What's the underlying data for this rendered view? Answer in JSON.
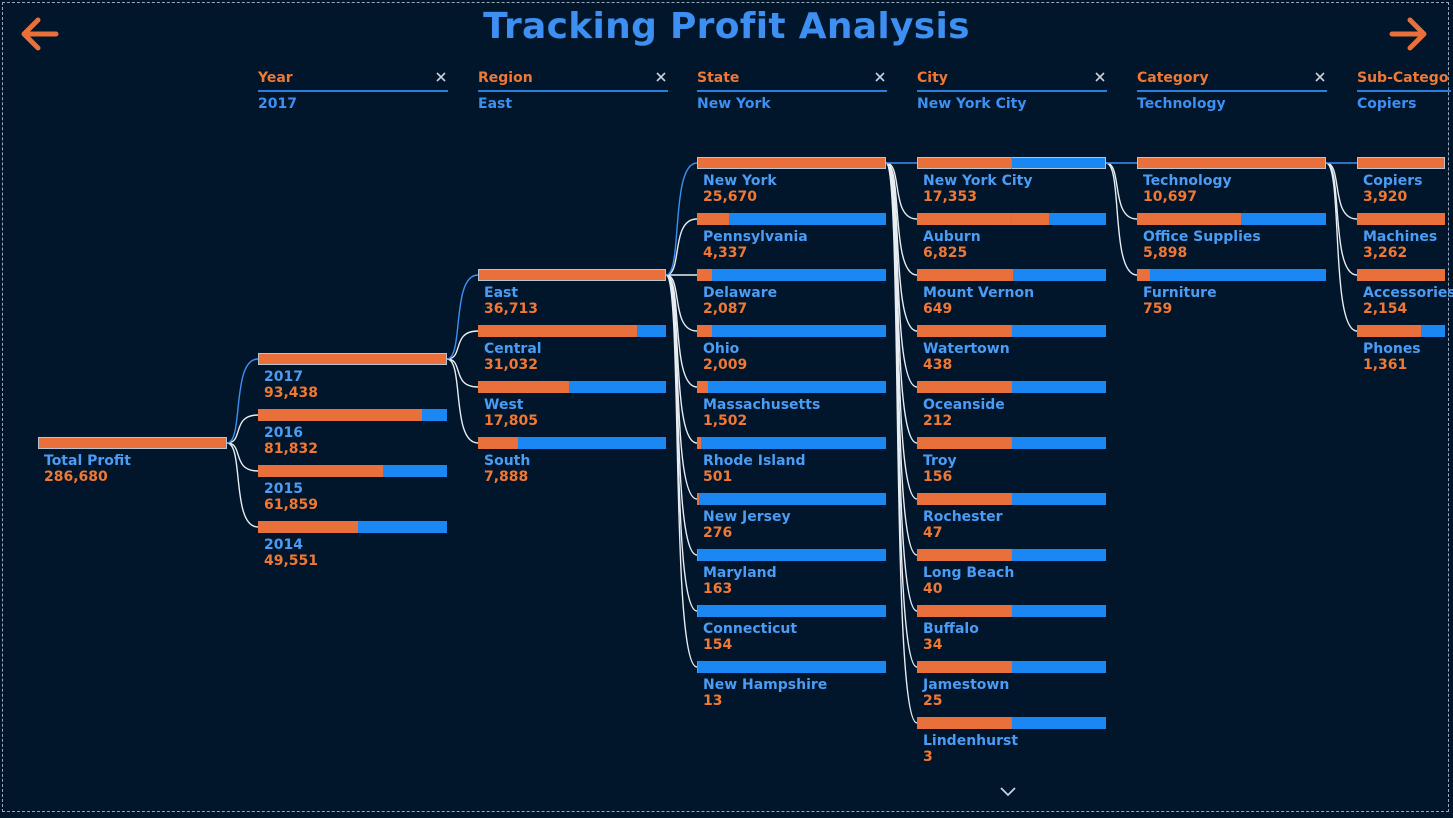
{
  "title": "Tracking Profit Analysis",
  "colors": {
    "background": "#01162b",
    "profit": "#e9703a",
    "bar_base": "#1a87f2",
    "title": "#3d8ff2",
    "label": "#f07835"
  },
  "icons": {
    "back": "arrow-left-icon",
    "forward": "arrow-right-icon",
    "close": "close-icon",
    "scroll": "chevron-down-icon"
  },
  "levels": [
    {
      "header": "",
      "selected": "",
      "nodes": [
        {
          "name": "Total Profit",
          "value": "286,680",
          "fill": 1.0,
          "active": true
        }
      ]
    },
    {
      "header": "Year",
      "selected": "2017",
      "nodes": [
        {
          "name": "2017",
          "value": "93,438",
          "fill": 1.0,
          "active": true
        },
        {
          "name": "2016",
          "value": "81,832",
          "fill": 0.87,
          "active": false
        },
        {
          "name": "2015",
          "value": "61,859",
          "fill": 0.66,
          "active": false
        },
        {
          "name": "2014",
          "value": "49,551",
          "fill": 0.53,
          "active": false
        }
      ]
    },
    {
      "header": "Region",
      "selected": "East",
      "nodes": [
        {
          "name": "East",
          "value": "36,713",
          "fill": 1.0,
          "active": true
        },
        {
          "name": "Central",
          "value": "31,032",
          "fill": 0.845,
          "active": false
        },
        {
          "name": "West",
          "value": "17,805",
          "fill": 0.485,
          "active": false
        },
        {
          "name": "South",
          "value": "7,888",
          "fill": 0.215,
          "active": false
        }
      ]
    },
    {
      "header": "State",
      "selected": "New York",
      "nodes": [
        {
          "name": "New York",
          "value": "25,670",
          "fill": 1.0,
          "active": true
        },
        {
          "name": "Pennsylvania",
          "value": "4,337",
          "fill": 0.169,
          "active": false
        },
        {
          "name": "Delaware",
          "value": "2,087",
          "fill": 0.081,
          "active": false
        },
        {
          "name": "Ohio",
          "value": "2,009",
          "fill": 0.078,
          "active": false
        },
        {
          "name": "Massachusetts",
          "value": "1,502",
          "fill": 0.059,
          "active": false
        },
        {
          "name": "Rhode Island",
          "value": "501",
          "fill": 0.02,
          "active": false
        },
        {
          "name": "New Jersey",
          "value": "276",
          "fill": 0.011,
          "active": false
        },
        {
          "name": "Maryland",
          "value": "163",
          "fill": 0.006,
          "active": false
        },
        {
          "name": "Connecticut",
          "value": "154",
          "fill": 0.006,
          "active": false
        },
        {
          "name": "New Hampshire",
          "value": "13",
          "fill": 0.0005,
          "active": false
        }
      ]
    },
    {
      "header": "City",
      "selected": "New York City",
      "nodes": [
        {
          "name": "New York City",
          "value": "17,353",
          "fill": 0.5,
          "active": true
        },
        {
          "name": "Auburn",
          "value": "6,825",
          "fill": 0.7,
          "active": false
        },
        {
          "name": "Mount Vernon",
          "value": "649",
          "fill": 0.51,
          "active": false
        },
        {
          "name": "Watertown",
          "value": "438",
          "fill": 0.505,
          "active": false
        },
        {
          "name": "Oceanside",
          "value": "212",
          "fill": 0.5,
          "active": false
        },
        {
          "name": "Troy",
          "value": "156",
          "fill": 0.5,
          "active": false
        },
        {
          "name": "Rochester",
          "value": "47",
          "fill": 0.5,
          "active": false
        },
        {
          "name": "Long Beach",
          "value": "40",
          "fill": 0.5,
          "active": false
        },
        {
          "name": "Buffalo",
          "value": "34",
          "fill": 0.5,
          "active": false
        },
        {
          "name": "Jamestown",
          "value": "25",
          "fill": 0.5,
          "active": false
        },
        {
          "name": "Lindenhurst",
          "value": "3",
          "fill": 0.5,
          "active": false
        }
      ]
    },
    {
      "header": "Category",
      "selected": "Technology",
      "nodes": [
        {
          "name": "Technology",
          "value": "10,697",
          "fill": 1.0,
          "active": true
        },
        {
          "name": "Office Supplies",
          "value": "5,898",
          "fill": 0.551,
          "active": false
        },
        {
          "name": "Furniture",
          "value": "759",
          "fill": 0.071,
          "active": false
        }
      ]
    },
    {
      "header": "Sub-Catego",
      "selected": "Copiers",
      "nodes": [
        {
          "name": "Copiers",
          "value": "3,920",
          "fill": 1.0,
          "active": true
        },
        {
          "name": "Machines",
          "value": "3,262",
          "fill": 1.0,
          "active": false
        },
        {
          "name": "Accessories",
          "value": "2,154",
          "fill": 1.0,
          "active": false
        },
        {
          "name": "Phones",
          "value": "1,361",
          "fill": 0.73,
          "active": false
        }
      ]
    }
  ]
}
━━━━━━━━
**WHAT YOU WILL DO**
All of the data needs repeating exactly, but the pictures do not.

**EXPECTED ANSWER**
What's the underlying data for this rendered view? Answer in JSON.
{
  "title": "Tracking Profit Analysis",
  "colors": {
    "background": "#01162b",
    "profit": "#e9703a",
    "bar_base": "#1a87f2",
    "title": "#3d8ff2",
    "label": "#f07835"
  },
  "icons": {
    "back": "arrow-left-icon",
    "forward": "arrow-right-icon",
    "close": "close-icon",
    "scroll": "chevron-down-icon"
  },
  "levels": [
    {
      "header": "",
      "selected": "",
      "nodes": [
        {
          "name": "Total Profit",
          "value": "286,680",
          "fill": 1.0,
          "active": true
        }
      ]
    },
    {
      "header": "Year",
      "selected": "2017",
      "nodes": [
        {
          "name": "2017",
          "value": "93,438",
          "fill": 1.0,
          "active": true
        },
        {
          "name": "2016",
          "value": "81,832",
          "fill": 0.87,
          "active": false
        },
        {
          "name": "2015",
          "value": "61,859",
          "fill": 0.66,
          "active": false
        },
        {
          "name": "2014",
          "value": "49,551",
          "fill": 0.53,
          "active": false
        }
      ]
    },
    {
      "header": "Region",
      "selected": "East",
      "nodes": [
        {
          "name": "East",
          "value": "36,713",
          "fill": 1.0,
          "active": true
        },
        {
          "name": "Central",
          "value": "31,032",
          "fill": 0.845,
          "active": false
        },
        {
          "name": "West",
          "value": "17,805",
          "fill": 0.485,
          "active": false
        },
        {
          "name": "South",
          "value": "7,888",
          "fill": 0.215,
          "active": false
        }
      ]
    },
    {
      "header": "State",
      "selected": "New York",
      "nodes": [
        {
          "name": "New York",
          "value": "25,670",
          "fill": 1.0,
          "active": true
        },
        {
          "name": "Pennsylvania",
          "value": "4,337",
          "fill": 0.169,
          "active": false
        },
        {
          "name": "Delaware",
          "value": "2,087",
          "fill": 0.081,
          "active": false
        },
        {
          "name": "Ohio",
          "value": "2,009",
          "fill": 0.078,
          "active": false
        },
        {
          "name": "Massachusetts",
          "value": "1,502",
          "fill": 0.059,
          "active": false
        },
        {
          "name": "Rhode Island",
          "value": "501",
          "fill": 0.02,
          "active": false
        },
        {
          "name": "New Jersey",
          "value": "276",
          "fill": 0.011,
          "active": false
        },
        {
          "name": "Maryland",
          "value": "163",
          "fill": 0.006,
          "active": false
        },
        {
          "name": "Connecticut",
          "value": "154",
          "fill": 0.006,
          "active": false
        },
        {
          "name": "New Hampshire",
          "value": "13",
          "fill": 0.0005,
          "active": false
        }
      ]
    },
    {
      "header": "City",
      "selected": "New York City",
      "nodes": [
        {
          "name": "New York City",
          "value": "17,353",
          "fill": 0.5,
          "active": true
        },
        {
          "name": "Auburn",
          "value": "6,825",
          "fill": 0.7,
          "active": false
        },
        {
          "name": "Mount Vernon",
          "value": "649",
          "fill": 0.51,
          "active": false
        },
        {
          "name": "Watertown",
          "value": "438",
          "fill": 0.505,
          "active": false
        },
        {
          "name": "Oceanside",
          "value": "212",
          "fill": 0.5,
          "active": false
        },
        {
          "name": "Troy",
          "value": "156",
          "fill": 0.5,
          "active": false
        },
        {
          "name": "Rochester",
          "value": "47",
          "fill": 0.5,
          "active": false
        },
        {
          "name": "Long Beach",
          "value": "40",
          "fill": 0.5,
          "active": false
        },
        {
          "name": "Buffalo",
          "value": "34",
          "fill": 0.5,
          "active": false
        },
        {
          "name": "Jamestown",
          "value": "25",
          "fill": 0.5,
          "active": false
        },
        {
          "name": "Lindenhurst",
          "value": "3",
          "fill": 0.5,
          "active": false
        }
      ]
    },
    {
      "header": "Category",
      "selected": "Technology",
      "nodes": [
        {
          "name": "Technology",
          "value": "10,697",
          "fill": 1.0,
          "active": true
        },
        {
          "name": "Office Supplies",
          "value": "5,898",
          "fill": 0.551,
          "active": false
        },
        {
          "name": "Furniture",
          "value": "759",
          "fill": 0.071,
          "active": false
        }
      ]
    },
    {
      "header": "Sub-Catego",
      "selected": "Copiers",
      "nodes": [
        {
          "name": "Copiers",
          "value": "3,920",
          "fill": 1.0,
          "active": true
        },
        {
          "name": "Machines",
          "value": "3,262",
          "fill": 1.0,
          "active": false
        },
        {
          "name": "Accessories",
          "value": "2,154",
          "fill": 1.0,
          "active": false
        },
        {
          "name": "Phones",
          "value": "1,361",
          "fill": 0.73,
          "active": false
        }
      ]
    }
  ]
}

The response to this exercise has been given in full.